But on the wings of a heart attack induced by the very, very long slog up the Basilica steps, then up the two stories of steep steps into the side balcony, where you also had to step up onto the sloped platform on which the pews were placed. Whew. But it was worth the effort.
The Basilica of St. Josaphat is where we were for the concert this afternoon. If you have a chance (and can read the tiny, yellow on red type), take a look at the photo gallery. The virtual tour is vertigo-inducing, but the photos are priceless, particularly the ones of the original construction. It fascinates me that they put up the framework for the stained glass windows first.
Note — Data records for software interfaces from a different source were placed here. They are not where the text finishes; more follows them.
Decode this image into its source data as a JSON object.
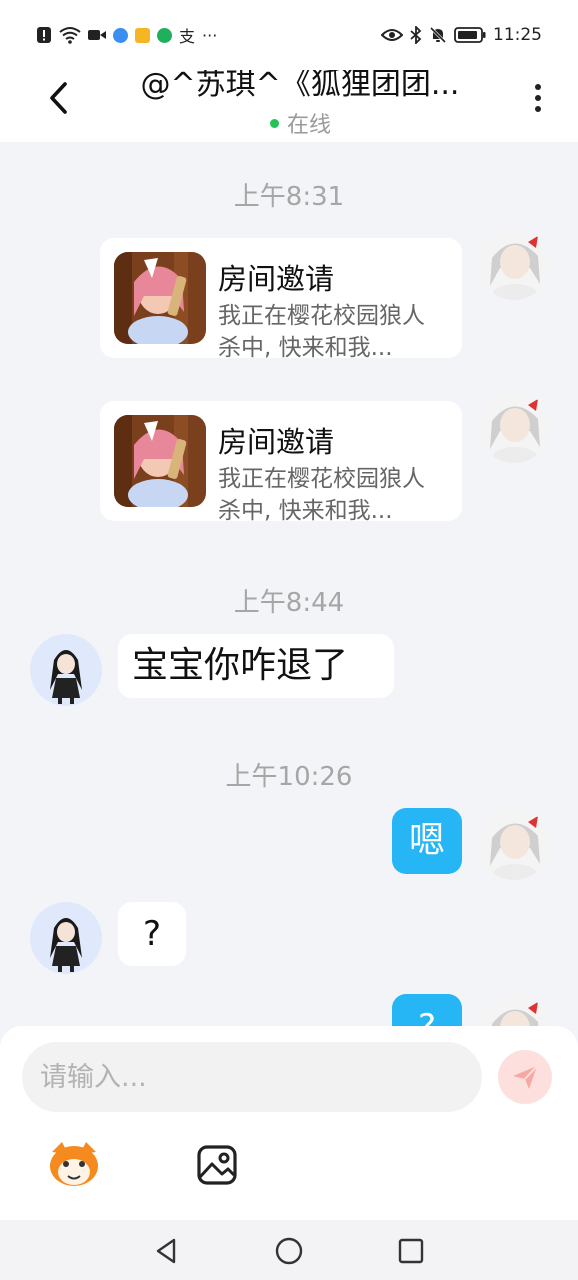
{
  "status_bar": {
    "time": "11:25",
    "left_icons": [
      "alert-icon",
      "wifi-icon",
      "video-icon",
      "app-blue-icon",
      "app-yellow-icon",
      "app-green-icon",
      "alipay-icon"
    ],
    "alipay_glyph": "支",
    "more_dots": "···",
    "right_icons": [
      "eye-icon",
      "bluetooth-icon",
      "mute-bell-icon",
      "battery-icon"
    ]
  },
  "header": {
    "title": "@^苏琪^《狐狸团团...",
    "status": "在线",
    "status_color": "#22c45a"
  },
  "messages": [
    {
      "type": "time",
      "text": "上午8:31"
    },
    {
      "type": "card",
      "side": "right",
      "title": "房间邀请",
      "desc": "我正在樱花校园狼人杀中, 快来和我..."
    },
    {
      "type": "card",
      "side": "right",
      "title": "房间邀请",
      "desc": "我正在樱花校园狼人杀中, 快来和我..."
    },
    {
      "type": "time",
      "text": "上午8:44"
    },
    {
      "type": "text",
      "side": "left",
      "text": "宝宝你咋退了"
    },
    {
      "type": "time",
      "text": "上午10:26"
    },
    {
      "type": "text",
      "side": "right",
      "text": "嗯"
    },
    {
      "type": "text",
      "side": "left",
      "text": "?"
    },
    {
      "type": "text",
      "side": "right",
      "text": "?"
    }
  ],
  "input": {
    "placeholder": "请输入..."
  },
  "colors": {
    "outgoing_bubble": "#26b6f6",
    "send_button": "#fde0de",
    "send_arrow": "#f7a8a2"
  },
  "toolbar": {
    "items": [
      "emoji-icon",
      "image-icon"
    ]
  },
  "nav_bar": {
    "items": [
      "back-triangle-icon",
      "home-circle-icon",
      "recents-square-icon"
    ]
  }
}
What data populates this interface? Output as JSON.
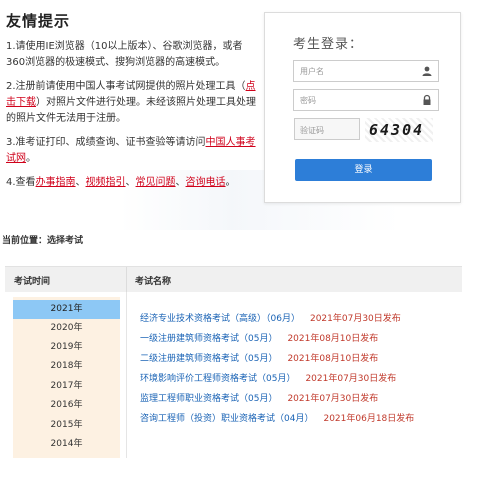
{
  "tips": {
    "title": "友情提示",
    "tip1": "1.请使用IE浏览器（10以上版本）、谷歌浏览器，或者360浏览器的极速模式、搜狗浏览器的高速模式。",
    "tip2_a": "2.注册前请使用中国人事考试网提供的照片处理工具（",
    "tip2_link": "点击下载",
    "tip2_b": "）对照片文件进行处理。未经该照片处理工具处理的照片文件无法用于注册。",
    "tip3_a": "3.准考证打印、成绩查询、证书查验等请访问",
    "tip3_link": "中国人事考试网",
    "tip3_b": "。",
    "tip4_a": "4.查看",
    "tip4_link1": "办事指南",
    "tip4_sep1": "、",
    "tip4_link2": "视频指引",
    "tip4_sep2": "、",
    "tip4_link3": "常见问题",
    "tip4_sep3": "、",
    "tip4_link4": "咨询电话",
    "tip4_b": "。"
  },
  "login": {
    "title": "考生登录：",
    "username_placeholder": "用户名",
    "password_placeholder": "密码",
    "captcha_placeholder": "验证码",
    "captcha_text": "64304",
    "login_button": "登录",
    "user_icon": "user-icon",
    "lock_icon": "lock-icon"
  },
  "breadcrumb": "当前位置：选择考试",
  "table": {
    "col_year": "考试时间",
    "col_name": "考试名称",
    "years": [
      "2021年",
      "2020年",
      "2019年",
      "2018年",
      "2017年",
      "2016年",
      "2015年",
      "2014年"
    ],
    "selected_year": "2021年",
    "exams": [
      {
        "name": "经济专业技术资格考试（高级）（06月）",
        "date": "2021年07月30日发布"
      },
      {
        "name": "一级注册建筑师资格考试（05月）",
        "date": "2021年08月10日发布"
      },
      {
        "name": "二级注册建筑师资格考试（05月）",
        "date": "2021年08月10日发布"
      },
      {
        "name": "环境影响评价工程师资格考试（05月）",
        "date": "2021年07月30日发布"
      },
      {
        "name": "监理工程师职业资格考试（05月）",
        "date": "2021年07月30日发布"
      },
      {
        "name": "咨询工程师（投资）职业资格考试（04月）",
        "date": "2021年06月18日发布"
      }
    ]
  },
  "colors": {
    "accent": "#2d7ed8",
    "link_red": "#d0021b",
    "exam_link": "#1a63b5",
    "year_active": "#8dc8f5",
    "year_bg": "#fdf1e2"
  }
}
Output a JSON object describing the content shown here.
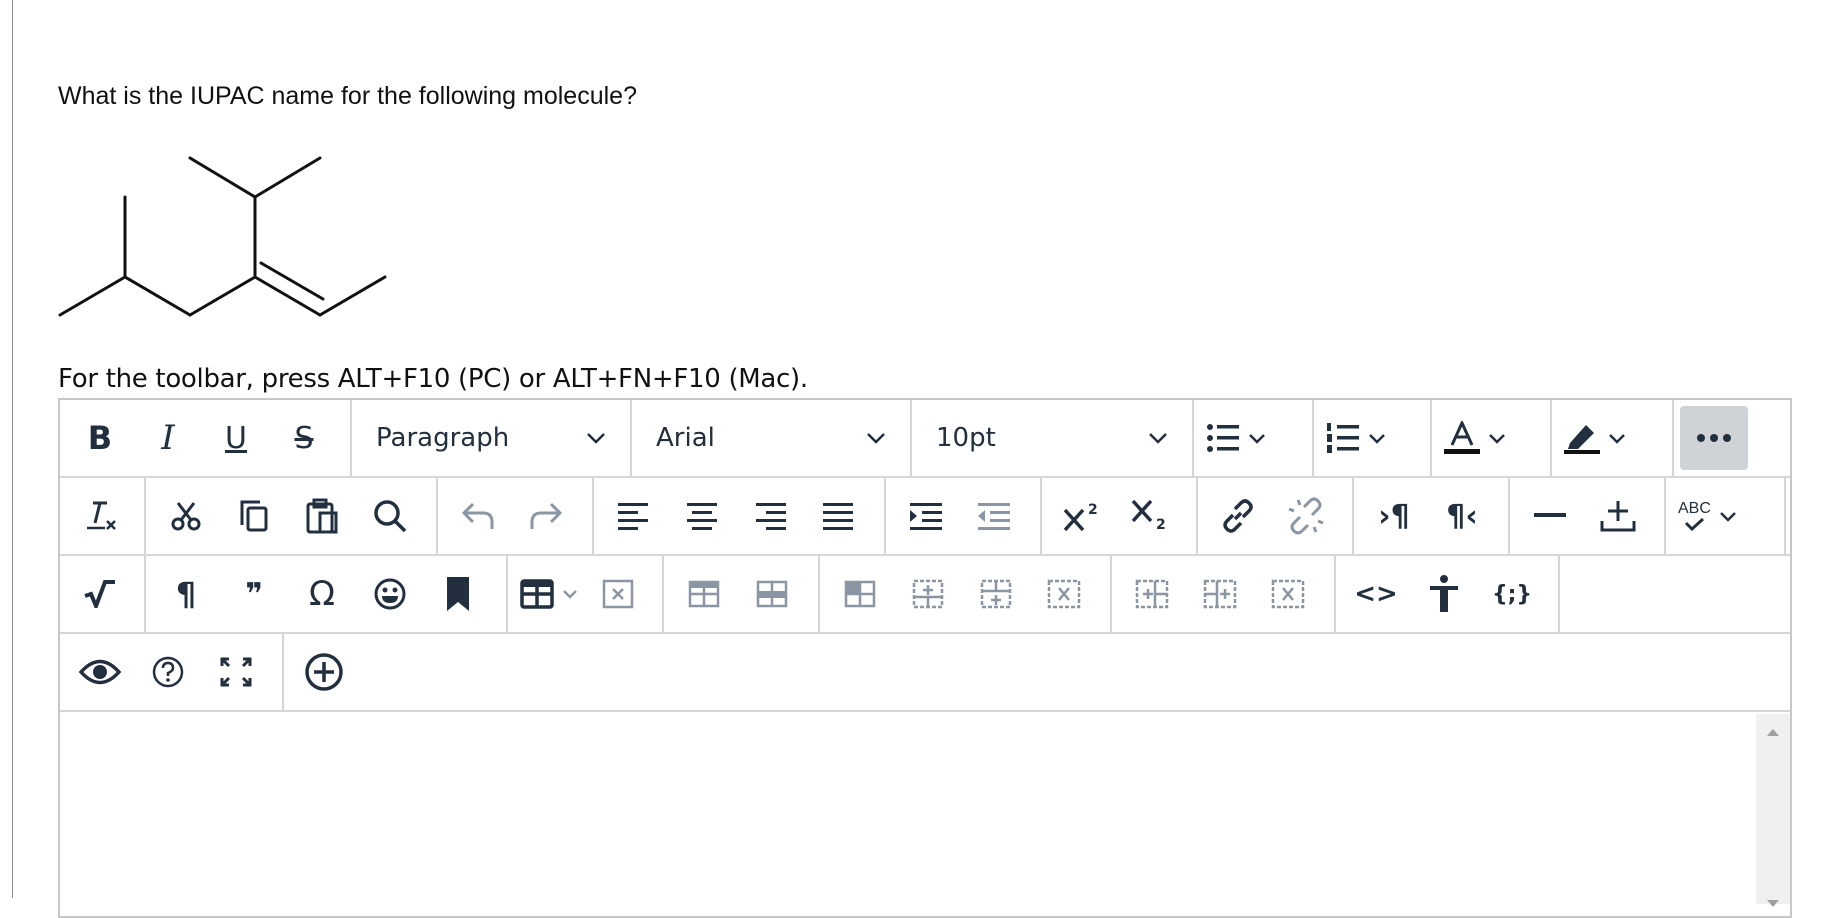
{
  "question": "What is the IUPAC name for the following molecule?",
  "toolbar_hint": "For the toolbar, press ALT+F10 (PC) or ALT+FN+F10 (Mac).",
  "dropdowns": {
    "block_format": "Paragraph",
    "font_family": "Arial",
    "font_size": "10pt"
  },
  "text_glyphs": {
    "bold": "B",
    "italic": "I",
    "underline": "U",
    "strikethrough": "S",
    "spellcheck": "ABC",
    "pilcrow": "¶",
    "quote": "❞",
    "omega": "Ω",
    "code": "<>",
    "codesample": "{;}"
  },
  "colors": {
    "icon": "#222f3e",
    "active_bg": "#cfd2d6",
    "border": "#d6d6d6"
  }
}
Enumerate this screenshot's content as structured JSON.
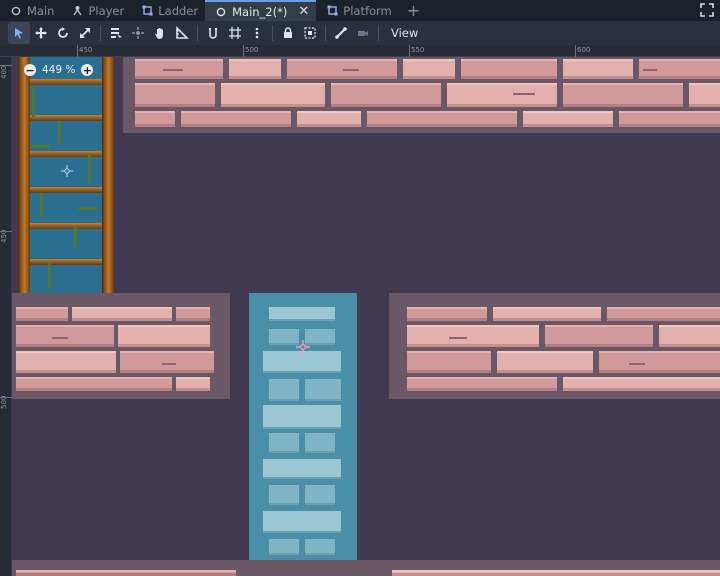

The artistry of the paintings and ornamental work is incredible (and believe me, from our seats we had an excellent view of the upper reaches of the dome).
I don't, however, recommend sitting right next to the gorgeous, original Tyrolean- crafted stained glass windows, at least not on a cold winter night. Brrr.
The music, of course, was superb. The tenor could have been louder - he was consistently overshadowed by the orchestra; the soprano had a bit of a mush-mouth (although, in fairness, it could simply be the acoustics, as it seemed all higher range voice and orchestra passages were a little mooshy and blurred). But our orchestra and chorus could hold their own against that of any major city.
The audience seemed well behaved, except for one couple, who sat down in front of Pam and I about ten minutes into the concert. Late forties, well dressed, but she came in on a noxious cloud of perfume (it was nice perfume, but she had used half a bottle), they whispered to one another incessantly and she simply could not stop moving. The other people in front of us rejoiced with us when they appeared to leave at intermission - only to see the couple return for part two, five minutes late.
Meh. We could see neither orchestra nor chorus from our seats, so I simply kept my eyes shut, took shallow breaths and listened to the music.
Prophecy, birth, rejection, death, resurrection and return in glory.
Christmas is just the beginning of the story.